Be a Switcher: Switch Creative Endeavors

Switch creative endeavors? Why? Why, when you work so hard to improve your writing, painting, photography or whatever, would you switch?

For a couple of reasons:

It's a mini-vacation, one that doesn't take you out of creative focus. A break that is refreshing and renewing and still keeps the juice flowing. Creativity is the same, no matter what you're creating.

The major benefit is creativity begets more creativity. Doing something different ramps up what you were doing before. Weird, huh? But think about it. I know that for myself, when I take photographs or make jewelry or write a film script instead of working on my novel, I get tons more inspiration for my w.i.p.! I suspect that working on something else frees up the subconscious to work on the main project.

Have you tried this? Do you have more than one creative passion? If so, what's been your experience?


Swubird said...


I absolutely agree with you on this switch thinking idea. Whenever I get burned out, or reach a dry spot in creativity, I grab a book on a totally different topic than I usually read, and give my mind a mini vacation.

For instance, ninety-nine percent of the books I read are non-fiction. So right now I'm reading Steinbeck and Poe.

Sometimes a short break gives me a jump start - just like a car battery.

Happy trails.

Conda Douglas said...

Yes, Swu, I've found the same thing to be true. Read something in a different genre or fiction or non-fiction if you read one most. It's like the brain relaxes but still works away while you read. Good point!

And good authors--I've always adored Cannery Row and Poe's The Murders in the Rue Morgue started me off reading mysteries.

Kathy McIntosh said...

I can lose myself in arranging flowers or baking bread or pie and find that it does provide a welcome break. Problem comes when the breaks stretch longer than writing time!

Anonymous said...

Conda, it's so funny that you brought this up, because I've been noticing the same thing. Whenever I start writing more, I really get back into photography. And whenever I'm into photography, I begin to write more. The two are totally symbiotic, and I think it's for the reasons you mentioned.

Conda Douglas said...

Yes, Kathy, I too sometimes find myself surrounded by baked goods instead of pages. I try to find breaks that are self-limiting...and then again, find myself surrounded by cookies that are not on a computer!

Conda Douglas said...

Thanks Caryn, for your comments and have you tried completely unusual creative forms too? I've found when I try something way out of my comfort zone, drawing for example, it also works.

Swubird said...


I have always been a fan of both Poe and Steinbeck. In fat, today at the bookstore I started re-reading The Grapes of Wrath. At the very beginning of the book, his description of the impending drought is brilliant.

Have a nice day.

Dave King said...

Ah, but it is fraught with dangers: I switched from painting to writing poetry for just such a break, now I find I cannot get back to painting, I am hooked on the poetry. Photography feeds nicely into either, I find. A thought-provoking post.

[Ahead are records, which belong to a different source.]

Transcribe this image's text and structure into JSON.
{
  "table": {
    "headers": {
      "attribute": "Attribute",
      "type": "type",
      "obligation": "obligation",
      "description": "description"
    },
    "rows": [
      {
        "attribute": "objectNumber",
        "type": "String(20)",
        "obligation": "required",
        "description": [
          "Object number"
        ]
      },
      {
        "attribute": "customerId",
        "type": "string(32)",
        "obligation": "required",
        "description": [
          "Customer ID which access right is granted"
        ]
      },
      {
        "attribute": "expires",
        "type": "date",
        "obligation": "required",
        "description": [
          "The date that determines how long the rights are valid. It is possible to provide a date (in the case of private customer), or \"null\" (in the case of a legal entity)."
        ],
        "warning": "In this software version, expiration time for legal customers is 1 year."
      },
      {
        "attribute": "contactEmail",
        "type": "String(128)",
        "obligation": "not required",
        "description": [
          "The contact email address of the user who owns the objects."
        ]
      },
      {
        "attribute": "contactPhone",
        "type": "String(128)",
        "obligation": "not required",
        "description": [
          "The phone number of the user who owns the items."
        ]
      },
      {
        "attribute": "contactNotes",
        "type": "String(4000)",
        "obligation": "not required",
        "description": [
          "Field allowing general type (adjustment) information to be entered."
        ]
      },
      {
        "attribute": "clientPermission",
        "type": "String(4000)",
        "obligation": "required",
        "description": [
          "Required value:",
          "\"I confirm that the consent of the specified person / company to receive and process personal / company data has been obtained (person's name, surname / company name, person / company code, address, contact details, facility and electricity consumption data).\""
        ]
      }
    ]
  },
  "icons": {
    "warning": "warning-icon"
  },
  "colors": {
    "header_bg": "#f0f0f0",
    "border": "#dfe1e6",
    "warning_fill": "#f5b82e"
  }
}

Cornish Dreamer said...

I completely agree with you about creativity begets more creativity. I switched from writing to photography because I was getting constant writing blocks. Now I'm getting more creative with my photographs, I'm getting back into writing too.

Conda Douglas said...

Good point, Dave, it can be a trap to switch! This is why I have NOT indulged my fascination with crocheting jewelry. I'm afraid I'll be caught crocheting and crocheting and not writing.

Conda Douglas said...

Yes, Rebecca! And you have some gorgeous photos on your blog Cornish Dreamer.